WHY USE IT?
Nasal irrigations aid in removing stagnant mucus, inflammatory products, fungus, bacteria, crusts, and other products that might be irritating the sinus lining (mucosa).
High volume positive pressure irrigation has been shown to be the most effective way to deliver solution to the sinus mucosa. Simple nasal sprays only reach the mucosa (lining) of the nasal cavity. Nebulizers, inhalations, pressurized sprays, and other forms of delivery are less effective.
Betamethasone cream is the potent topical anti-inflammatory steroid betamethasone. It helps to reduce inflammation by directly acting on the mucosa. You must make sure to use the cream, not the ointment.
WHAT YOU NEED:
- NeilMed Sinus Rinse bottle (or similar)
- Betamethasone Cream (0.05%)
HOW TO PREPARE IT:

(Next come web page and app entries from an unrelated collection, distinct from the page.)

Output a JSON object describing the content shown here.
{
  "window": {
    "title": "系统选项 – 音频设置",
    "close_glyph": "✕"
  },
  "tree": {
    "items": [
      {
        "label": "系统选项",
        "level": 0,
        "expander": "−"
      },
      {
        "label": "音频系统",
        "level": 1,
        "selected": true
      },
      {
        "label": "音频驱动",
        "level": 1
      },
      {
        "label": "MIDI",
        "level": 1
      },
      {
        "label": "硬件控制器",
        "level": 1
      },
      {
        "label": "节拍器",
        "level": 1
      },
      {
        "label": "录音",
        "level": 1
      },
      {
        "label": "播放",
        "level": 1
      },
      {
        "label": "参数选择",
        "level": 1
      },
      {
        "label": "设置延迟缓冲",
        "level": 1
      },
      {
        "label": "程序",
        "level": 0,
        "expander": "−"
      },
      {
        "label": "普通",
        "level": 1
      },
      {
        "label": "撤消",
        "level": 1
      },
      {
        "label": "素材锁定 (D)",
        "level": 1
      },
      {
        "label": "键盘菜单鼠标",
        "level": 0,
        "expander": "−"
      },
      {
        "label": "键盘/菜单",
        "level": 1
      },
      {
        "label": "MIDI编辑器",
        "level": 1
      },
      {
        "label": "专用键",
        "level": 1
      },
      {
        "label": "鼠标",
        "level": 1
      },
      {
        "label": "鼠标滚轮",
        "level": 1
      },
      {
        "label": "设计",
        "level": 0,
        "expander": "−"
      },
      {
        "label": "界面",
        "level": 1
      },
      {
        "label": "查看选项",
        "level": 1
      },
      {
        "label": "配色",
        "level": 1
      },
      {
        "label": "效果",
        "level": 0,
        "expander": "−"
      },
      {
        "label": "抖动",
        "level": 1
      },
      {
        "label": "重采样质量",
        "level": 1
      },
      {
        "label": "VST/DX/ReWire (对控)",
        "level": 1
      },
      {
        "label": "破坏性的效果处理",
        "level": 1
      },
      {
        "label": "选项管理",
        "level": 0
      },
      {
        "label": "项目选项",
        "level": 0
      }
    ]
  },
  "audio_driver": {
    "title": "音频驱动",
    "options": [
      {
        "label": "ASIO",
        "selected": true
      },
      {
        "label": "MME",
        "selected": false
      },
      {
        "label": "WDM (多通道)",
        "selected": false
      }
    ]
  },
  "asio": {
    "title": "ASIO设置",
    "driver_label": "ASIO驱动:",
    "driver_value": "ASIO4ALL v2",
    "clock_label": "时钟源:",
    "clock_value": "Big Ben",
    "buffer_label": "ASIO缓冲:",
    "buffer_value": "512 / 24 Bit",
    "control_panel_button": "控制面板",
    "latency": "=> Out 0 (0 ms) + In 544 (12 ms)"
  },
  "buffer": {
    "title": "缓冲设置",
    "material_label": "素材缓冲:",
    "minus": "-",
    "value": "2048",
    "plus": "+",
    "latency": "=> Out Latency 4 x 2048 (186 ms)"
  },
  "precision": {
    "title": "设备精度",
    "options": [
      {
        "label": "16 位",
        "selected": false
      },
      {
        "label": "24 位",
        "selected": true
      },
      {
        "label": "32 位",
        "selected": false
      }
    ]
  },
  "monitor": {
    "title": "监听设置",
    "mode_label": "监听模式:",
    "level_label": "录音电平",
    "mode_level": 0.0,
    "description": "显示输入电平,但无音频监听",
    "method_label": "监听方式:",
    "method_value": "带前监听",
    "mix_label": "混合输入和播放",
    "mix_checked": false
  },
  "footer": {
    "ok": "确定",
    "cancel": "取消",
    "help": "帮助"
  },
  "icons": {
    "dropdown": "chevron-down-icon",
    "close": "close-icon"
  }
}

- Prepare a basic saline solution as the base. Empty a salt sachet into the bottle and fill with water. Clean tap water is OK. Filtered water, bottled water or previously boiled water can be used immediately after surgery or when there is a concern regarding contamination. Alternatively a saline solution can be made by adding 1/4-1/2 teaspoon of rock or sea salt to the bottle.
- Add a 2 cm strip of Betamethasone cream to the bottle (about a quarter dollar length). With your finger on the nozzle, shake the bottle to mix.
INSTRUCTIONS FOR USE:
With your head over the sink, place the black bottle tip firm against the nostril and squeeze the bottle firmly, this should empty about half the bottle. Solution should flow out the other nostril. Repeat on the other nostril.
*Only 5% of the solution will remain in sinuses and the amount of solution that you are finally exposed to is limited.
- Barham HP, Harvey RJ. Distribution of Topical Therapies in CRSwNP. International Forum of Allergy and Rhinology. 2016.
- Barham HP, Harvey RJ. Distribution of Topical Therapies in CRSsNP. International Forum of Allergy and Rhinology. 2016.
- Barham HP, et.al. Frontal sinus surgery and sinus distribution of nasal irrigation. International Forum of Allergy and Rhinology. 2016.
- Harvey RJ, et.al. Fluid residuals and drug exposure in nasal irrigation. Otolaryngol Head Neck Surg. Dec 2009;141(6):757-761.